Choosing the sexiest men on the planet over 50 is no easy task. Just ask the 17 editors and writers (both female and male) who took on the task for AARP The Magazine. After more than 1,000 email exchanges and five conference calls, we came up with our list of 21.
All candidates had to have already turned 50 — and be proud to both admit their age and to have been selected by us. Yes, they needed to simmer sex appeal. But we went beyond the physical and judged for brainpower, sense of humor, individuality, artistic ability, generosity and goodness of heart. Our choices, in no particular order, appear on these seven pages. Alas, we had to leave out many good men, including our 15 runners-up.
Actor and Activist, 51
The guy who jokingly calls himself "The Sexiest Man Still Alive" may well be Hollywood's top human rights activist: In March he was arrested protesting at D.C.'s Sudanese Embassy. Five years ago he testified to Congress about atrocities he'd seen in Darfur. And on an even higher level, Clooney created and bankrolls the Satellite Sentinel Project, which, from space, monitors military movements against civilians. Through it all, Clooney opens doors by brokering his inherent charm, dimpled good looks and sharp humor (when arrested in D.C., he identified himself as Brad Pitt). "George is the real deal," says Tom Andrews of United to End Genocide. "A lot of celebrities have big hearts, but they're limited when it comes to thinking strategically. George is one of the best."
Q: What hunk would you put on our hot list?
A: Javier Bardem. He's got tremendous power of communication.
Q: Do you feel pressure to look younger?
A: No. Well, yes, I'm a little bald, but I don't think the pressure is just a Hollywood thing. It's a social thing.
Q: How do you stay in shape?
A: I work out every morning, and when I'm finished, the first thing I put in my body is white tea.
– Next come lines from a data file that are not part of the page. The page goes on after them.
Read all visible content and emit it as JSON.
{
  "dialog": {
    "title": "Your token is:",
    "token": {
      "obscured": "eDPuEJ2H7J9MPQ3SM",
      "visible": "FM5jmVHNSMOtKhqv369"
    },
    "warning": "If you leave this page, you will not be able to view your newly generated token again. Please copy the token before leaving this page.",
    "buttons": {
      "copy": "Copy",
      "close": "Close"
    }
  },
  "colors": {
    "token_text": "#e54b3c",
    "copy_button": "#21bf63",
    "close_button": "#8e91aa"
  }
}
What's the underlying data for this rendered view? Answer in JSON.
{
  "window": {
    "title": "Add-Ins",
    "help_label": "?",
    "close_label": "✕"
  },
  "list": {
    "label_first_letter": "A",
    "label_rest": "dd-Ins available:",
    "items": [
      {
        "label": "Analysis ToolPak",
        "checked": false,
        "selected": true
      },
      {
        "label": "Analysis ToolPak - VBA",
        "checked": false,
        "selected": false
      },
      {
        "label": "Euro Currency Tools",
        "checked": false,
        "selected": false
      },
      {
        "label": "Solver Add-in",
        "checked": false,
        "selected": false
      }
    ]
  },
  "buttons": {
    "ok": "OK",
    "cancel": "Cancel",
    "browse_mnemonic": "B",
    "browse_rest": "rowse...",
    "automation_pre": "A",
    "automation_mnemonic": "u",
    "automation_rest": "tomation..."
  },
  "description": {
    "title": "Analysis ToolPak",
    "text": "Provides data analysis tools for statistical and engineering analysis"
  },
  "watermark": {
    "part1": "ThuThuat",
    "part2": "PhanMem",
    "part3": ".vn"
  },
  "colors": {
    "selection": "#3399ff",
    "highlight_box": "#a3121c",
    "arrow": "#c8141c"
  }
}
Everything is about balance.
"Denzel's mystique is that he projects self-confidence," says Don Cheadle, Washington's co-star in Flight, to be released this year. "You see his performances and know you're looking at a grounded person." That commitment extends to Washington's personal life (he's been married nearly 29 years) and work as spokesman for Boys & Girls Clubs of America (he joined a Boys Club at age 6). He recently donated $50,000 to a New Mexico BGCA club after learning it might close. In 2010 he refused to do a TV interview about the clubs unless it included the organization's National Youth of the Year. Says BGCA's Frank Sanchez Jr.: "He defers the attention to what's most important, which is the kids."